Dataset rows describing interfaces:
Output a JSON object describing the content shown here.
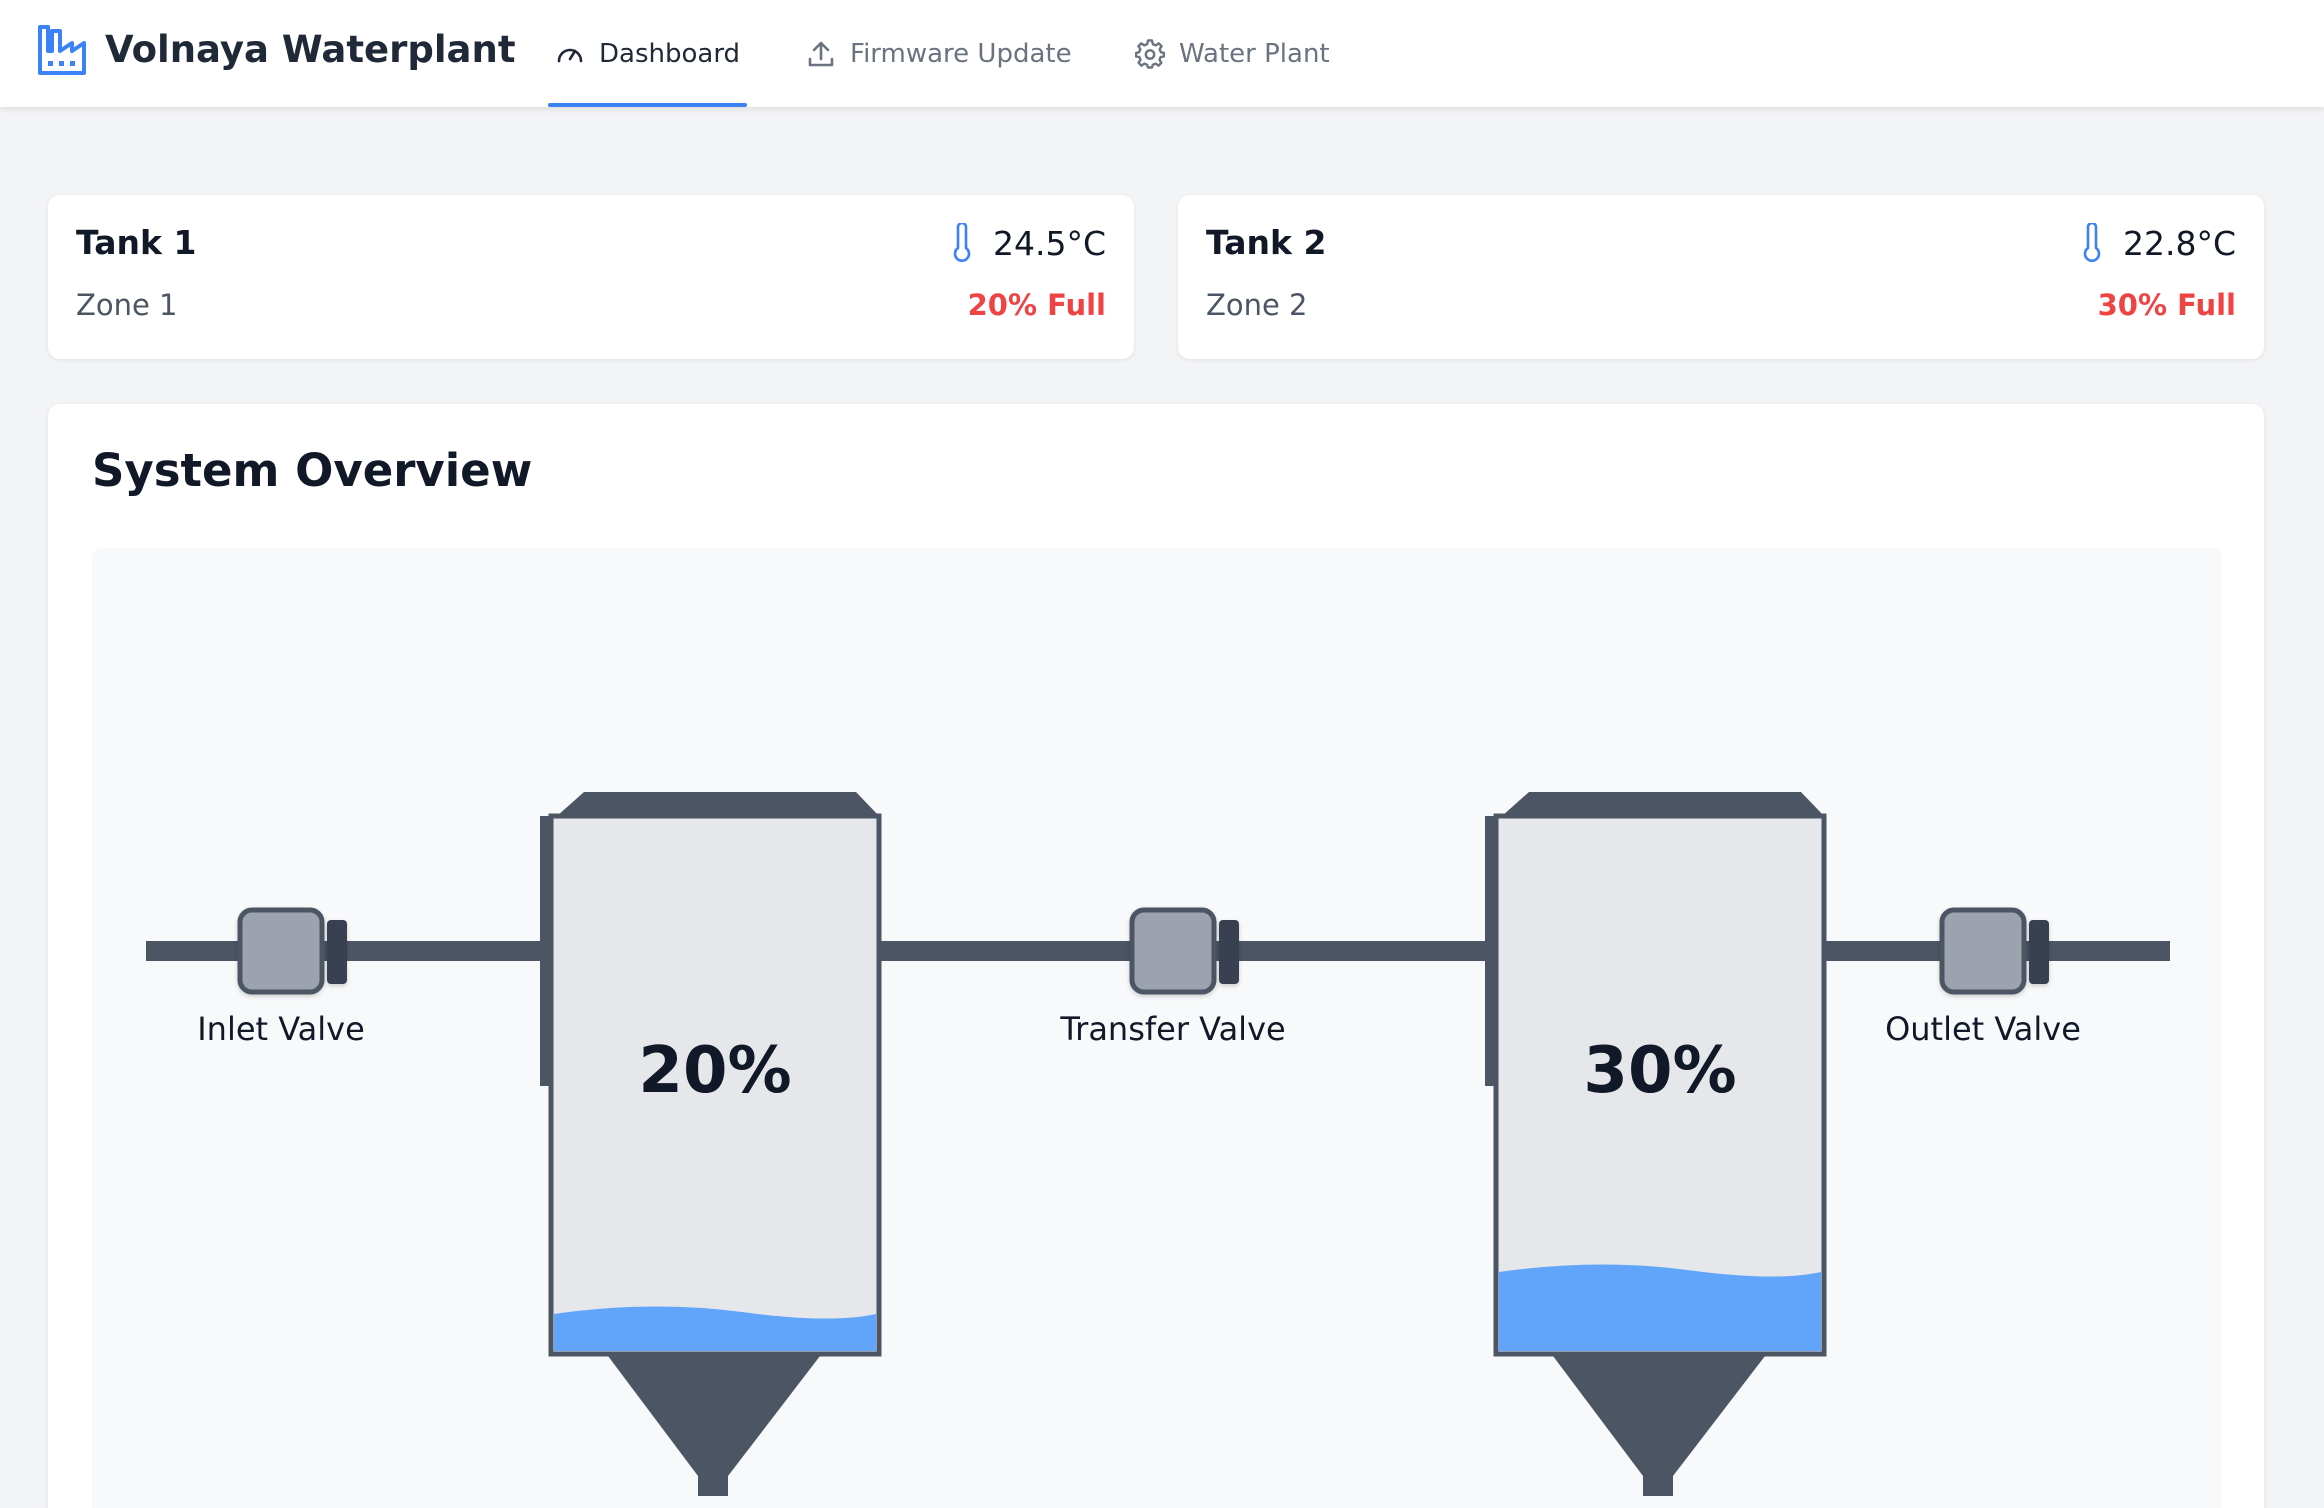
{
  "header": {
    "brand_title": "Volnaya Waterplant",
    "brand_icon": "factory-icon",
    "tabs": [
      {
        "label": "Dashboard",
        "icon": "gauge-icon",
        "active": true
      },
      {
        "label": "Firmware Update",
        "icon": "upload-icon",
        "active": false
      },
      {
        "label": "Water Plant",
        "icon": "gear-icon",
        "active": false
      }
    ]
  },
  "tanks": [
    {
      "title": "Tank 1",
      "zone": "Zone 1",
      "temperature": "24.5°C",
      "fill_label": "20% Full",
      "fill_fraction": 0.2
    },
    {
      "title": "Tank 2",
      "zone": "Zone 2",
      "temperature": "22.8°C",
      "fill_label": "30% Full",
      "fill_fraction": 0.3
    }
  ],
  "overview": {
    "title": "System Overview",
    "valves": {
      "inlet": "Inlet Valve",
      "transfer": "Transfer Valve",
      "outlet": "Outlet Valve"
    },
    "tank_levels": [
      "20%",
      "30%"
    ]
  },
  "colors": {
    "accent": "#3b82f6",
    "alert": "#ef4444",
    "water": "#60a5fa",
    "pipe": "#4b5563",
    "valve": "#9ca3af"
  }
}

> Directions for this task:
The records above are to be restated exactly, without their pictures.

> Response to the exercise:
Output a JSON object describing the content shown here.
{
  "header": {
    "brand_title": "Volnaya Waterplant",
    "brand_icon": "factory-icon",
    "tabs": [
      {
        "label": "Dashboard",
        "icon": "gauge-icon",
        "active": true
      },
      {
        "label": "Firmware Update",
        "icon": "upload-icon",
        "active": false
      },
      {
        "label": "Water Plant",
        "icon": "gear-icon",
        "active": false
      }
    ]
  },
  "tanks": [
    {
      "title": "Tank 1",
      "zone": "Zone 1",
      "temperature": "24.5°C",
      "fill_label": "20% Full",
      "fill_fraction": 0.2
    },
    {
      "title": "Tank 2",
      "zone": "Zone 2",
      "temperature": "22.8°C",
      "fill_label": "30% Full",
      "fill_fraction": 0.3
    }
  ],
  "overview": {
    "title": "System Overview",
    "valves": {
      "inlet": "Inlet Valve",
      "transfer": "Transfer Valve",
      "outlet": "Outlet Valve"
    },
    "tank_levels": [
      "20%",
      "30%"
    ]
  },
  "colors": {
    "accent": "#3b82f6",
    "alert": "#ef4444",
    "water": "#60a5fa",
    "pipe": "#4b5563",
    "valve": "#9ca3af"
  }
}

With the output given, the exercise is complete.